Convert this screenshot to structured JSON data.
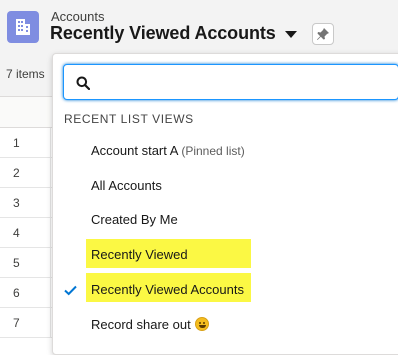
{
  "header": {
    "object_name": "Accounts",
    "view_title": "Recently Viewed Accounts",
    "app_icon": "accounts-building-icon",
    "pin_icon": "pin-icon"
  },
  "list": {
    "item_count": "7 items",
    "row_numbers": [
      "1",
      "2",
      "3",
      "4",
      "5",
      "6",
      "7"
    ]
  },
  "dropdown": {
    "search": {
      "value": "",
      "placeholder": ""
    },
    "section_heading": "RECENT LIST VIEWS",
    "items": [
      {
        "label": "Account start A",
        "suffix": "(Pinned list)"
      },
      {
        "label": "All Accounts"
      },
      {
        "label": "Created By Me"
      },
      {
        "label": "Recently Viewed",
        "highlighted": true
      },
      {
        "label": "Recently Viewed Accounts",
        "highlighted": true,
        "selected": true
      },
      {
        "label": "Record share out",
        "emoji": "grinning-face-icon"
      }
    ]
  },
  "colors": {
    "app_icon_bg": "#7f8de1",
    "highlight": "#fbf844",
    "check": "#0176d3",
    "focus_ring": "#1b96ff"
  }
}
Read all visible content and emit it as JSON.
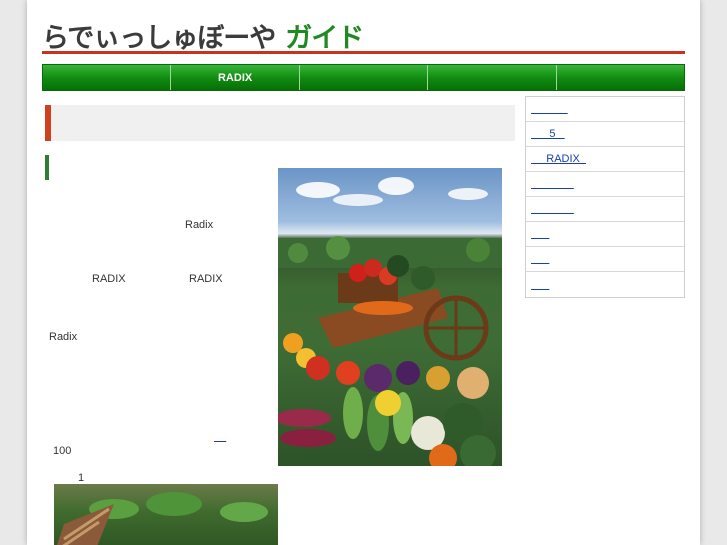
{
  "header": {
    "logo_main": "らでぃっしゅぼーや",
    "logo_accent": "ガイド"
  },
  "nav": {
    "items": [
      "",
      "RADIX",
      "",
      "",
      ""
    ]
  },
  "content": {
    "text_radix_1": "Radix",
    "text_radix_2": "RADIX",
    "text_radix_3": "RADIX",
    "text_radix_4": "Radix",
    "link_more": "    ",
    "text_100": "100",
    "text_1": "1"
  },
  "sidebar": {
    "items": [
      "            ",
      "      5   ",
      "     RADIX  ",
      "              ",
      "              ",
      "      ",
      "      ",
      "      "
    ]
  },
  "colors": {
    "accent_green": "#1f8a1f",
    "accent_red": "#c8321e",
    "link_blue": "#1a3fa6"
  }
}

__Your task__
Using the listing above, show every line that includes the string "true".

__Expected output__
        "highlighted": true
        "highlighted": true,
        "selected": true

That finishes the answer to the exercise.